[ASSIGNED TASK]
In the material below, how many lines include the string "Schulung"? Answer with the number and nothing else.

GIVEN INFORMATION: Begin

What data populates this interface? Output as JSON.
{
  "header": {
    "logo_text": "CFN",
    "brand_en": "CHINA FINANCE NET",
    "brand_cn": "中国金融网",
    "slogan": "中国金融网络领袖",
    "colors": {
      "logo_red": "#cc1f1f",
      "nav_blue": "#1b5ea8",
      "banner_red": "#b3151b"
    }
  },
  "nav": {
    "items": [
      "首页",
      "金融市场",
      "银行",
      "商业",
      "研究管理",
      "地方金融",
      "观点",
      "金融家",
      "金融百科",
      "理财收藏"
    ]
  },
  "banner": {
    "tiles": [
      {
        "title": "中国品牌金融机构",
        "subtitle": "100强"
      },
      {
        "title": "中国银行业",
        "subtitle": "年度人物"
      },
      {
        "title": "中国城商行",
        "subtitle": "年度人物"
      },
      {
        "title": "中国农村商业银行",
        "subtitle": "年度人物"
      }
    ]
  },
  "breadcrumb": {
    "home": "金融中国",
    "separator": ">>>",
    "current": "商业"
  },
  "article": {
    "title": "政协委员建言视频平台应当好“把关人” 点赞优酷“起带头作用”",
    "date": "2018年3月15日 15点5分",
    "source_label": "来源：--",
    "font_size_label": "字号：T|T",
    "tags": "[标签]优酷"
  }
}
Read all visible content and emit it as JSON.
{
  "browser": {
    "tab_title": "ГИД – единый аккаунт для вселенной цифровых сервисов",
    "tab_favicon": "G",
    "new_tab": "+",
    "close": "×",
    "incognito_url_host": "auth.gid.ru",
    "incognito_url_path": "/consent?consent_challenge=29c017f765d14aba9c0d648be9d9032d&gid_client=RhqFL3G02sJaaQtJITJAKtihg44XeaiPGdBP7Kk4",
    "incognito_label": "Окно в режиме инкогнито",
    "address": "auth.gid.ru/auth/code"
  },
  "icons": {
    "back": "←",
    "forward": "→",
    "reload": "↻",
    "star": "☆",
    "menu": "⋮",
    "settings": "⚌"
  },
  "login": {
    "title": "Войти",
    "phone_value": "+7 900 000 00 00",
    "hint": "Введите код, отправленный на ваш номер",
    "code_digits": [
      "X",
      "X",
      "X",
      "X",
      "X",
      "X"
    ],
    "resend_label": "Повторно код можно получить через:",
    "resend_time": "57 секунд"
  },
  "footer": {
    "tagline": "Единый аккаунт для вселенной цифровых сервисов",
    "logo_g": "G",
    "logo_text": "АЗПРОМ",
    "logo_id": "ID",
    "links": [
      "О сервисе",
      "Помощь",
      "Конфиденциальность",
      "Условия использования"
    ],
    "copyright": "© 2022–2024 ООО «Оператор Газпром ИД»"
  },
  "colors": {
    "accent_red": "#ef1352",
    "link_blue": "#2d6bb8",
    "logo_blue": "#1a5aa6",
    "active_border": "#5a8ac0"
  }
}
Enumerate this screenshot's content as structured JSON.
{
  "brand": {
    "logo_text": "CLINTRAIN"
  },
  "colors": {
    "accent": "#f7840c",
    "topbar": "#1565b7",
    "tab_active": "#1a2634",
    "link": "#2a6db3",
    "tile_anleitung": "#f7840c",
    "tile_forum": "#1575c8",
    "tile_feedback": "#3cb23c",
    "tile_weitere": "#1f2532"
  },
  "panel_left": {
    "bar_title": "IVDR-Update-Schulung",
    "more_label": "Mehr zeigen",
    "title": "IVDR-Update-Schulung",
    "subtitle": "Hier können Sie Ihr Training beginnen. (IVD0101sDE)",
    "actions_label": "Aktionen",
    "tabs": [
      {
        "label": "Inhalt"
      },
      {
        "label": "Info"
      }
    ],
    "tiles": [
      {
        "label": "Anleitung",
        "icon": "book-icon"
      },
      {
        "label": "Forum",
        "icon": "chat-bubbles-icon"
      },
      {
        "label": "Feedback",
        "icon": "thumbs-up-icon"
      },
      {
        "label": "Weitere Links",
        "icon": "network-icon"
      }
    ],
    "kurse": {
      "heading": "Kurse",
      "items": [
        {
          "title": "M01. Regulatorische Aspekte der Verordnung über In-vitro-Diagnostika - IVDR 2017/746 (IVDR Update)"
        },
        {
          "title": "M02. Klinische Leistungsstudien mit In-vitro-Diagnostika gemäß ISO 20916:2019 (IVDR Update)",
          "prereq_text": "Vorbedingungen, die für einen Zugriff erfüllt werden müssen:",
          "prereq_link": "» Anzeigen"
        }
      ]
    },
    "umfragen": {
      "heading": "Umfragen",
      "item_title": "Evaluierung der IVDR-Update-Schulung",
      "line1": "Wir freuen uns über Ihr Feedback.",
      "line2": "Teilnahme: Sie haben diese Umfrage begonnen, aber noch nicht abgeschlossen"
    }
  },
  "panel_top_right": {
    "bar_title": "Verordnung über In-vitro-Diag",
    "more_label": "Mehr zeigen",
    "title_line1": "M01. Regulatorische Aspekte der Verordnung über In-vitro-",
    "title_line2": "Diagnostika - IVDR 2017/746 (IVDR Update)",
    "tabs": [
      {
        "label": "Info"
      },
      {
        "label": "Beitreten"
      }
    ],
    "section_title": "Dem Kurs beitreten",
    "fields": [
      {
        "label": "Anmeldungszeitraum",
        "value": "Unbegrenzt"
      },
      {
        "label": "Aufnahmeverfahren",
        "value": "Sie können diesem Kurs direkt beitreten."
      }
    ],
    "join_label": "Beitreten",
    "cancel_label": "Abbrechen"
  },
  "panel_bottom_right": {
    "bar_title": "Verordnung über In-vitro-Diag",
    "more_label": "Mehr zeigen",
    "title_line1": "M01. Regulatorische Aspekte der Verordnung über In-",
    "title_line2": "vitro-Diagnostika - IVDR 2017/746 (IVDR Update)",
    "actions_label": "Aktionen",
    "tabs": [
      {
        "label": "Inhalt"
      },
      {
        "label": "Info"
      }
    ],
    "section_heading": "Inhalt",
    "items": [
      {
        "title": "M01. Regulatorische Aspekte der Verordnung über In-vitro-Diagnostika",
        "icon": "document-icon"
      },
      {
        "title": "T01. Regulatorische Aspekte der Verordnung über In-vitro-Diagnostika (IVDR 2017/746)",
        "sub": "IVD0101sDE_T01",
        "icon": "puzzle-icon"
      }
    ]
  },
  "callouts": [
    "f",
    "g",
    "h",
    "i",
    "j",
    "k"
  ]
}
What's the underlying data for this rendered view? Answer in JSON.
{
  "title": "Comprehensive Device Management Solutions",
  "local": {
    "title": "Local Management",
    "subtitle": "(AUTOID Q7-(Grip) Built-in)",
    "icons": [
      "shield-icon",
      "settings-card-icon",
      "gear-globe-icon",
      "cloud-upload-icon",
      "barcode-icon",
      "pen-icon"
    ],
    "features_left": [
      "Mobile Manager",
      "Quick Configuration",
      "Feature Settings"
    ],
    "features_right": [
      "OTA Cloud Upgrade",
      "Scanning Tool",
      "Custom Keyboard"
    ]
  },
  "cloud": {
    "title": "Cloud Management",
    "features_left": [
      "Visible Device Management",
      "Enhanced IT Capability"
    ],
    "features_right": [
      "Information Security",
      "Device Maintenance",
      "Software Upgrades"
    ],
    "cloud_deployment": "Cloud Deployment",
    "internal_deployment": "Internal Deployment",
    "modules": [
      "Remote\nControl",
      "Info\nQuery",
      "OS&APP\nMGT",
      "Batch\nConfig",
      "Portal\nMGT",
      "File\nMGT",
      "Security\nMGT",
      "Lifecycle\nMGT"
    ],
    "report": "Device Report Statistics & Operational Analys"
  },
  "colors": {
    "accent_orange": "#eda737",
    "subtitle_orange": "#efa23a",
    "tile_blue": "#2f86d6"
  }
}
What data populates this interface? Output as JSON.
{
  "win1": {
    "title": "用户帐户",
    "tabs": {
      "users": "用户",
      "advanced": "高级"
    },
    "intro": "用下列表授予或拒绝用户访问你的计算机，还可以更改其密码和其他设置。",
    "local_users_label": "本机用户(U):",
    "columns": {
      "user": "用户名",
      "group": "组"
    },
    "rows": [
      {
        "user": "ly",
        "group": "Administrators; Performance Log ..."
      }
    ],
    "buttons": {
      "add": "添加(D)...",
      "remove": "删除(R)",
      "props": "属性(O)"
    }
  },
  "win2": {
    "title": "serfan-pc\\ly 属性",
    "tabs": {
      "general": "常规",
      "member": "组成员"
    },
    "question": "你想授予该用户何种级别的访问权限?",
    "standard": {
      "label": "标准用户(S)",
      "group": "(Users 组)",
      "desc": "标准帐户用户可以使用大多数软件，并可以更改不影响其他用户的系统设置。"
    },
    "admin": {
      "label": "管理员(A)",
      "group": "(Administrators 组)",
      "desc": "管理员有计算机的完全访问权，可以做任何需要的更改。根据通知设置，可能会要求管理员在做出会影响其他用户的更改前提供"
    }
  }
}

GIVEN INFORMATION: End

[ANSWER SPACE]
3